The UN’s top human rights body has passed a consensus resolution urging military leaders in Myanmar to immediately release Aung San Suu Kyi and other civilian government leaders detained after a military coup, while watering down an initial draft text amid pressure led by China and Russia.
In a special session at the Human Rights Council, the original resolution presented by Britain and the European Union was revised to remove calls to bolster the ability of a UN rights expert to scrutinise Myanmar and for restraint from the country’s military.
After the updated resolution passed with no opposition, Chinese ambassador Chen Xu thanked the sponsors for “adopting our recommendations” but said Beijing still was distancing itself from the measure.
The sponsors of Human Rights Council resolutions often agree to soften the language of their texts to win consensus and to show the 47-member body based in Geneva is united on thorny issues.
The council has no power to impose sanctions but can train a political spotlight on rights abuses and violations.
Friday’s session came shortly after the Biden administration, which has already imposed sanctions on leaders of the Myanmar coup, revived US participation in the Human Rights Council, which the Trump administration pulled the country out of in 2018.
While China and Russia opposed attempts to politicise the situation in Myanmar and called it a domestic matter, many Western countries, the UN human rights office and others condemned the coup and said a state of emergency must end.
“The seizure of power by the Myanmar military earlier this month constitutes a profound setback for the country after a decade of hard-won gains in its democratic transition,” deputy high commissioner for human rights Nada al-Nashif said. “The world is watching.”
The resolution called for the “immediate and unconditional release” of Ms Suu Kyi, President U Win Myint, and other senior officials in the government, a lifting of internet restrictions and unimpeded humanitarian access. It also pressed for continued observation of the human rights situation.
But the revised text excised a call on UN secretary-general Antonio Guterres and the UN human rights chief, Michelle Bachelet, to give the independent UN special rapporteur on Myanmar, Tom Andrews, “increased assistance, resources and expertise” to carry out his job.
The initial wording that urged the military to “exercise utmost restraint” was altered to stress “the need to refrain from violence and fully respect human rights, fundamental freedoms and the rule of law”, with no reference to the military.
The amended text also removed calls for “full co-operation” and “full and unrestricted access” for independent UN rights experts.
“We need real action from the United Nations,” Mr Andrews said in a video message during the session, citing information that the military junta in Myanmar had detained 220 government officials and civil society members.
“The message from the people of Myanmar to all of you and to the people of the world is clear: this cannot stand,” he said.

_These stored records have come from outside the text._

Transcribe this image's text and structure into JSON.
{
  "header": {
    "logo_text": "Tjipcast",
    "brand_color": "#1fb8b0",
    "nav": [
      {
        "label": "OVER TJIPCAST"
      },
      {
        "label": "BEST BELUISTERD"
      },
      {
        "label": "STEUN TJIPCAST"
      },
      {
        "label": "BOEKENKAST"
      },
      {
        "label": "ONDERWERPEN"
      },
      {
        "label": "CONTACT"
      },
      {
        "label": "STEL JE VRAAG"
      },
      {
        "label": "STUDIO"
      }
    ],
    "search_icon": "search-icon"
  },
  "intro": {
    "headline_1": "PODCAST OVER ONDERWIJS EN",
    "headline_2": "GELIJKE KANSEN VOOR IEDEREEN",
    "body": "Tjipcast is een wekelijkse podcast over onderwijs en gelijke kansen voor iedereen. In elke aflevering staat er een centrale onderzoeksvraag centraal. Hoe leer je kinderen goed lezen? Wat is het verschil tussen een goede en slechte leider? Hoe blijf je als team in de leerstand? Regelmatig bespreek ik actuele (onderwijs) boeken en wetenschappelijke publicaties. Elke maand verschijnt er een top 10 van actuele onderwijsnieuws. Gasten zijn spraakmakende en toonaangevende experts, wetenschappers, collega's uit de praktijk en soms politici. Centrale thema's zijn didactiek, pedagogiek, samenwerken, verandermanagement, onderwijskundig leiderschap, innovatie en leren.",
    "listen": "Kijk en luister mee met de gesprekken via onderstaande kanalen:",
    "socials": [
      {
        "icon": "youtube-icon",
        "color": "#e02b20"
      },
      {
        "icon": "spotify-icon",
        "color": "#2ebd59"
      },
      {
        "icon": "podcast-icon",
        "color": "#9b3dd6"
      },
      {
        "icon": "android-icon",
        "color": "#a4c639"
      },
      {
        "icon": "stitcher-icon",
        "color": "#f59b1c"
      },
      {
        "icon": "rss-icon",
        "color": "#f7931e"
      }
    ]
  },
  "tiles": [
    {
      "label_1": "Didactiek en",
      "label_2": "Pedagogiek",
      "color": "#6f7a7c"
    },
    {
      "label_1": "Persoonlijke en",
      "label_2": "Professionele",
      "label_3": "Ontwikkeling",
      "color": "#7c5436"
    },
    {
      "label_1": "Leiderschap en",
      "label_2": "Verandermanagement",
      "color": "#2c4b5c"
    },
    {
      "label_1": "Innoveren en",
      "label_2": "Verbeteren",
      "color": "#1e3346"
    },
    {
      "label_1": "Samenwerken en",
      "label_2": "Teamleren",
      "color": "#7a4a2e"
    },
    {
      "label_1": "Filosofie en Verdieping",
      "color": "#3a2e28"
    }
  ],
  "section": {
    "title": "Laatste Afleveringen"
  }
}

Mr Andrews has been seeking the right to visit Myanmar, which its government has denied.